"I was just focused on what I tried to do. I didn't know I hit every green until I walked off 18. It's a cool thing. I've done it plenty of times in my career; obviously it's a U.S. Open, but I think the softness of the greens helped that."
The lack of firmness around Merion was expected to lead to low scoring, which has yet to happen. Some wondered whether the U.S. Open scoring record of 268 -- by Rory McIlroy in 2011 -- was in danger.
"Am I surprised? Absolutely not," Woods said. "Unless you played practice rounds out here and you've seen the golf course, you don't realize how difficult it is. Because the short holes are short, but if you miss the fairway, you can't get the ball on the green. And the longer holes are brutal. And this is probably the stiffest set of par-3s we ever face. And then they've thrown some of the pin locations in that they have, and it's really tough."
Woods had to complete seven holes of his first round early Friday morning and played them in 1 over to shoot 73.
In the second round, he made three birdies and three bogeys but had several important par saves with good putts. Although he missed several good birdie opportunities, including on some of the toughest holes, his ability to get par putts to drop kept him in the tournament.
The No. 1-ranked player in the world, Woods is tied with McIlroy, who also shot 73-70.
"I'm very happy," said McIlroy, No. 2 in the world. "Right in there for the weekend. I don't think I'll be too far away by the end of the day. In a nice position going into the last two days."
That would be the same for Woods, assuming he can move past the elbow issue that is clearly bothering him but he is not divulging much about.
Woods said the injury, which was not noticed until he hit a shot out of the rough on the first hole Thursday, first occurred "a few weeks ago." He said it happened at The Players Championship but did not disclose when or where.
The injury, Woods said, would not prevent him from playing if it were a regular event, and he has a simple outlook for the weekend.
"Just keep grinding," he said. "You just don't ever know what the winning score is going to be. You don't know if the guys are going to come back. We have a long way to go, and these conditions aren't going to get any easier. They're going to get more difficult. As the fairways start drying out, the ball is going to pick up mud and you're going to get bad breaks."
Mickelson, who turns 43 on Sunday, is attempting to win his first U.S. Open after a record five runner-up finishes without a victory.
"It feels good being in contention heading into the weekend," he said. "There are a lot of players right there, around par, a couple over.
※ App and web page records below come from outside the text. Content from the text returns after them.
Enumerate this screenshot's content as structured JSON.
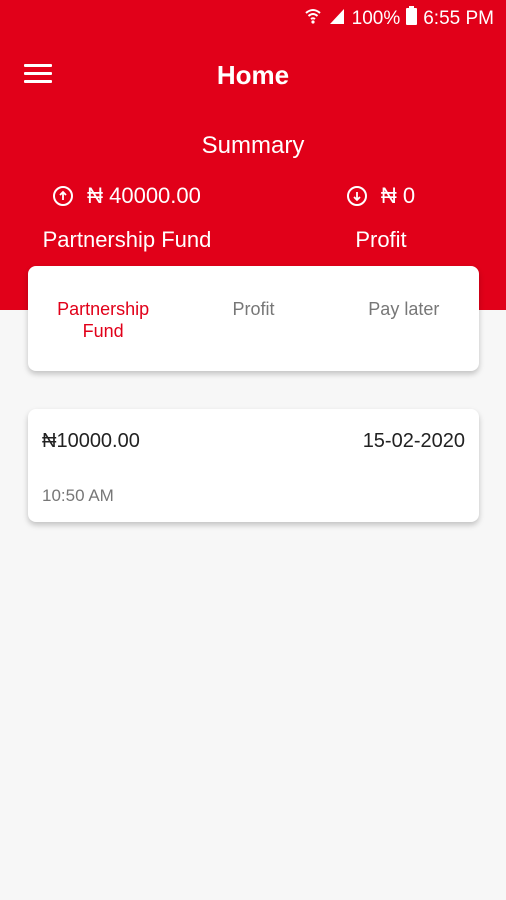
{
  "status_bar": {
    "battery": "100%",
    "time": "6:55 PM"
  },
  "app_bar": {
    "title": "Home"
  },
  "summary": {
    "title": "Summary",
    "fund_amount": "₦ 40000.00",
    "fund_label": "Partnership Fund",
    "profit_amount": "₦ 0",
    "profit_label": "Profit"
  },
  "tabs": [
    {
      "label_line1": "Partnership",
      "label_line2": "Fund",
      "active": true
    },
    {
      "label_line1": "Profit",
      "label_line2": "",
      "active": false
    },
    {
      "label_line1": "Pay later",
      "label_line2": "",
      "active": false
    }
  ],
  "entries": [
    {
      "amount": "₦10000.00",
      "date": "15-02-2020",
      "time": "10:50 AM"
    }
  ],
  "colors": {
    "brand_red": "#e10019",
    "background": "#f7f7f7"
  }
}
I think this golf course provides a chance to shoot a low round, even though not many players have done it and it's difficult. If you play good golf, there's a lot of birdie holes where you can make birdies and shoot a 60s round. The hard holes are very tough pars."
Information from The Associated Press was used in this report.